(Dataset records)
↓

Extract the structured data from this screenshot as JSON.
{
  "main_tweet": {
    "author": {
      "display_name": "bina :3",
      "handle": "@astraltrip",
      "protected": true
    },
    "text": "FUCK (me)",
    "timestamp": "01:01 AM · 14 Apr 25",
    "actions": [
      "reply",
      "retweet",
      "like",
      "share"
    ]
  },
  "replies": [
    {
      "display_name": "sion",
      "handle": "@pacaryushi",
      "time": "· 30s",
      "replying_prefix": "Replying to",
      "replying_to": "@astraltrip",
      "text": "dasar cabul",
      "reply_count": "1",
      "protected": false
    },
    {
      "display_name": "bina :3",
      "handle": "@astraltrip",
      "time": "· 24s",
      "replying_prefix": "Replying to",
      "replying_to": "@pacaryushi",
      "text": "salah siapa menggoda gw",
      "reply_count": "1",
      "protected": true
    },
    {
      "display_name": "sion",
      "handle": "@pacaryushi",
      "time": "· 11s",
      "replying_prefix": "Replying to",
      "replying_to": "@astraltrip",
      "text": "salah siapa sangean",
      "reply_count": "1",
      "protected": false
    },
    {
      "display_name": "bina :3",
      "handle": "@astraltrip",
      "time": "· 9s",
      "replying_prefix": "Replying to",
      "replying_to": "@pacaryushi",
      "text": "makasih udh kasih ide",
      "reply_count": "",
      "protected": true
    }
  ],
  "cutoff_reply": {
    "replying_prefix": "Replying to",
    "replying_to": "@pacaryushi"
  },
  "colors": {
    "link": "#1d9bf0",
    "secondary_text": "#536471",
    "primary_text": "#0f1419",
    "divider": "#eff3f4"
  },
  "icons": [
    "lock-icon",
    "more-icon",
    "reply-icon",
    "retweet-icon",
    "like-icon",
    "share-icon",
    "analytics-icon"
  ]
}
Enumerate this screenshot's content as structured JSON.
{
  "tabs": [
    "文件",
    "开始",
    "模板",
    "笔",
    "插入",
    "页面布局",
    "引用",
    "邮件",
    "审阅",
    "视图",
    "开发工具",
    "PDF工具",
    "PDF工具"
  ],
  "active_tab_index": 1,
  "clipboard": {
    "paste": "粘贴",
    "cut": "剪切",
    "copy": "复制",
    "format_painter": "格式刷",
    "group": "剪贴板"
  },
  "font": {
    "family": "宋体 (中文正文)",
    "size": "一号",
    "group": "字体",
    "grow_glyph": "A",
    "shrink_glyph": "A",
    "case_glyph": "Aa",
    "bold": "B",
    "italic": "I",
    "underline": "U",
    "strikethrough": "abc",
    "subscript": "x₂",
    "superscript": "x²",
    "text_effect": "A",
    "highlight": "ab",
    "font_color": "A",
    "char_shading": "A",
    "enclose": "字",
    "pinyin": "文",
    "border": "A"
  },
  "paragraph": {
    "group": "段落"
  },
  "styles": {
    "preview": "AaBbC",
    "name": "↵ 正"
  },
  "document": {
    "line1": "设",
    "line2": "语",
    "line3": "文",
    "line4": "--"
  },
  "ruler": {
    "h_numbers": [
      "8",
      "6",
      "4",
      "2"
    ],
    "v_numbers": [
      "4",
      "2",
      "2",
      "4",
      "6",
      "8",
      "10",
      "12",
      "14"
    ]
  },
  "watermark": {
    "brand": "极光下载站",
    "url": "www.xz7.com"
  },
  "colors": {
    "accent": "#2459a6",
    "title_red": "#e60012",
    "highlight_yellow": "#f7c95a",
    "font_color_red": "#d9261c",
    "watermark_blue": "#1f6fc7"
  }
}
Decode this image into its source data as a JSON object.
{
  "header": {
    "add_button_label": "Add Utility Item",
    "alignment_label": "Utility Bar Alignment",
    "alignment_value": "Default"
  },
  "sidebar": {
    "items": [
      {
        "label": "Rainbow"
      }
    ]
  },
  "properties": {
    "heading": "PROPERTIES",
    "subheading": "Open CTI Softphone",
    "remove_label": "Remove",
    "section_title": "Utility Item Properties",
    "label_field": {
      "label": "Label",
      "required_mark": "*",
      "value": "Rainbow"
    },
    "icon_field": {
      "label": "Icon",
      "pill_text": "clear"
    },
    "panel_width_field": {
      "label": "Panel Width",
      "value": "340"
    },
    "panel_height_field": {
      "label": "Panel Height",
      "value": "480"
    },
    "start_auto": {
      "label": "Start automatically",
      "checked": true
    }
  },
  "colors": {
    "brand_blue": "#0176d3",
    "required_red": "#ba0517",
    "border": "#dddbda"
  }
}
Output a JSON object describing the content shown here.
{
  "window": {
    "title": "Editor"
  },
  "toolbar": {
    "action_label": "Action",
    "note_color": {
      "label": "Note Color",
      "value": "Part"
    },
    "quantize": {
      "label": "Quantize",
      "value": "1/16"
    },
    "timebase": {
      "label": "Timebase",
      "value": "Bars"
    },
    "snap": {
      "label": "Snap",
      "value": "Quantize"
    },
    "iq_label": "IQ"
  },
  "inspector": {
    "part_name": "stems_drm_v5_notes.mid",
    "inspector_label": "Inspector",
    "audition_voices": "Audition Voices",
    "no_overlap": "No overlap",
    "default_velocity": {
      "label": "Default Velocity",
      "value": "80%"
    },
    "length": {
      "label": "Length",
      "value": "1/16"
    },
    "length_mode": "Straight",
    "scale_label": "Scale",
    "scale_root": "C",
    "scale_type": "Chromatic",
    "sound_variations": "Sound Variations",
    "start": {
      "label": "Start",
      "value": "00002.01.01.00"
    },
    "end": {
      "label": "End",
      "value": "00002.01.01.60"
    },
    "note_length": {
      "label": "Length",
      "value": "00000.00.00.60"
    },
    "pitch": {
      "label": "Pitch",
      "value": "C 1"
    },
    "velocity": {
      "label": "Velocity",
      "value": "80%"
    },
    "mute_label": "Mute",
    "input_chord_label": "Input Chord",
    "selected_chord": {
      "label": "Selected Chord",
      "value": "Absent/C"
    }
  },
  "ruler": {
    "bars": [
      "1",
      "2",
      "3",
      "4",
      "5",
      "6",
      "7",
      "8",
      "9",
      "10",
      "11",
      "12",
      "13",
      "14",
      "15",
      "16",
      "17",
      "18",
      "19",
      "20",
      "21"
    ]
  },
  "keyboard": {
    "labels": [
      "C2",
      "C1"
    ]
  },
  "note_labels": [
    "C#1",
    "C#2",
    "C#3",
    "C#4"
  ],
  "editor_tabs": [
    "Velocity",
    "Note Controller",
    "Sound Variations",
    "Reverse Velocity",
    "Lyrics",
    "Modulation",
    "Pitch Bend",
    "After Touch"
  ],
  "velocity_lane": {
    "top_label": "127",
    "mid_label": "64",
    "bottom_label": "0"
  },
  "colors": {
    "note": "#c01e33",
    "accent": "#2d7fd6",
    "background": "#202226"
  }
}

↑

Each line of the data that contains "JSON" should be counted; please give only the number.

Problem solution: 4